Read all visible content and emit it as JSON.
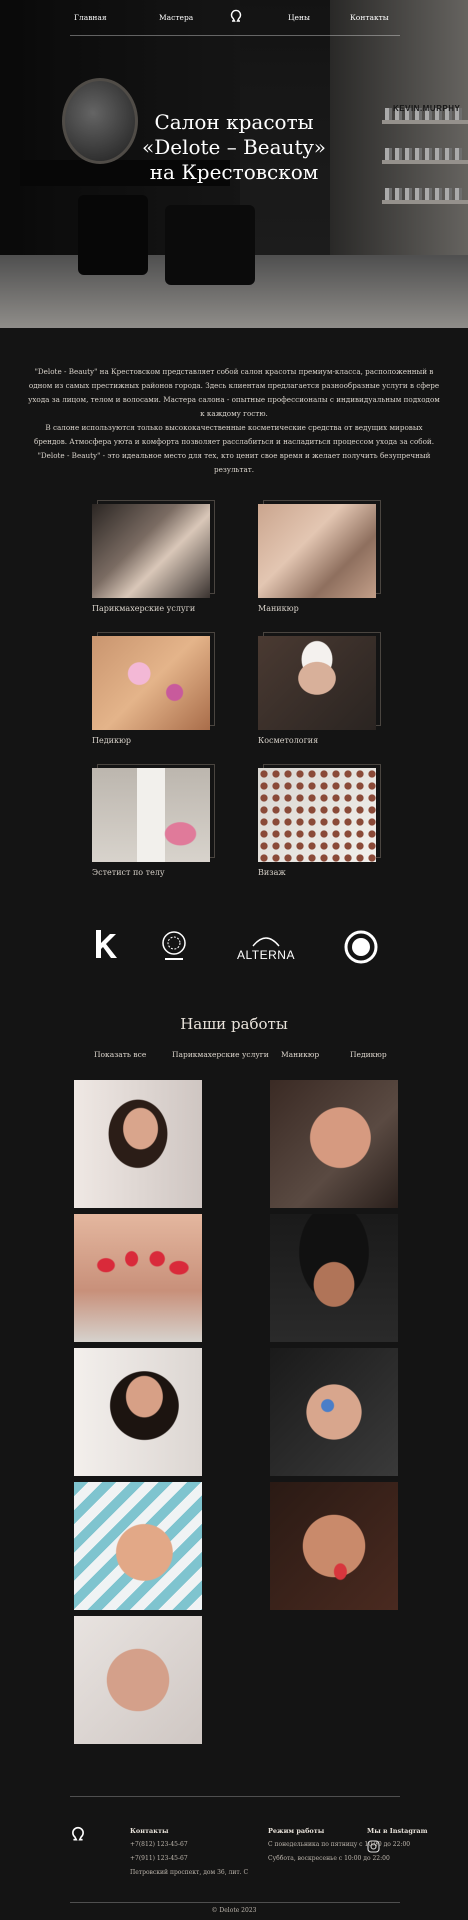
{
  "nav": {
    "items": [
      "Главная",
      "Мастера",
      "Цены",
      "Контакты"
    ]
  },
  "hero": {
    "title_line1": "Салон красоты",
    "title_line2": "«Delote – Beauty»",
    "title_line3": "на Крестовском",
    "sign_text": "KEVIN.MURPHY"
  },
  "intro": {
    "paragraph1": "\"Delote - Beauty\" на Крестовском представляет собой салон красоты премиум-класса, расположенный в одном из самых престижных районов города. Здесь клиентам предлагается разнообразные услуги в сфере ухода за лицом, телом и волосами. Мастера салона - опытные профессионалы с индивидуальным подходом к каждому гостю.",
    "paragraph2": "В салоне используются только высококачественные косметические средства от ведущих мировых брендов. Атмосфера уюта и комфорта позволяет расслабиться и насладиться процессом ухода за собой. \"Delote - Beauty\" - это идеальное место для тех, кто ценит свое время и желает получить безупречный результат."
  },
  "services": [
    {
      "label": "Парикмахерские услуги"
    },
    {
      "label": "Маникюр"
    },
    {
      "label": "Педикюр"
    },
    {
      "label": "Косметология"
    },
    {
      "label": "Эстетист по телу"
    },
    {
      "label": "Визаж"
    }
  ],
  "brands": [
    "K",
    "ORIBE",
    "ALTERNA",
    "DAVINES"
  ],
  "works": {
    "title": "Наши работы",
    "filters": [
      "Показать все",
      "Парикмахерские услуги",
      "Маникюр",
      "Педикюр"
    ]
  },
  "footer": {
    "contacts_title": "Контакты",
    "phone1": "+7(812) 123-45-67",
    "phone2": "+7(911) 123-45-67",
    "address": "Петровский проспект, дом 36, лит. С",
    "hours_title": "Режим работы",
    "hours1": "С понедельника по пятницу с 10:00 до 22:00",
    "hours2": "Суббота, воскресенье с 10:00 до 22:00",
    "social_title": "Мы в Instagram",
    "copyright": "© Delote 2023"
  }
}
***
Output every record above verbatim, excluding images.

Read all visible content and emit it as JSON.
{
  "nav": {
    "items": [
      "Главная",
      "Мастера",
      "Цены",
      "Контакты"
    ]
  },
  "hero": {
    "title_line1": "Салон красоты",
    "title_line2": "«Delote – Beauty»",
    "title_line3": "на Крестовском",
    "sign_text": "KEVIN.MURPHY"
  },
  "intro": {
    "paragraph1": "\"Delote - Beauty\" на Крестовском представляет собой салон красоты премиум-класса, расположенный в одном из самых престижных районов города. Здесь клиентам предлагается разнообразные услуги в сфере ухода за лицом, телом и волосами. Мастера салона - опытные профессионалы с индивидуальным подходом к каждому гостю.",
    "paragraph2": "В салоне используются только высококачественные косметические средства от ведущих мировых брендов. Атмосфера уюта и комфорта позволяет расслабиться и насладиться процессом ухода за собой. \"Delote - Beauty\" - это идеальное место для тех, кто ценит свое время и желает получить безупречный результат."
  },
  "services": [
    {
      "label": "Парикмахерские услуги"
    },
    {
      "label": "Маникюр"
    },
    {
      "label": "Педикюр"
    },
    {
      "label": "Косметология"
    },
    {
      "label": "Эстетист по телу"
    },
    {
      "label": "Визаж"
    }
  ],
  "brands": [
    "K",
    "ORIBE",
    "ALTERNA",
    "DAVINES"
  ],
  "works": {
    "title": "Наши работы",
    "filters": [
      "Показать все",
      "Парикмахерские услуги",
      "Маникюр",
      "Педикюр"
    ]
  },
  "footer": {
    "contacts_title": "Контакты",
    "phone1": "+7(812) 123-45-67",
    "phone2": "+7(911) 123-45-67",
    "address": "Петровский проспект, дом 36, лит. С",
    "hours_title": "Режим работы",
    "hours1": "С понедельника по пятницу с 10:00 до 22:00",
    "hours2": "Суббота, воскресенье с 10:00 до 22:00",
    "social_title": "Мы в Instagram",
    "copyright": "© Delote 2023"
  }
}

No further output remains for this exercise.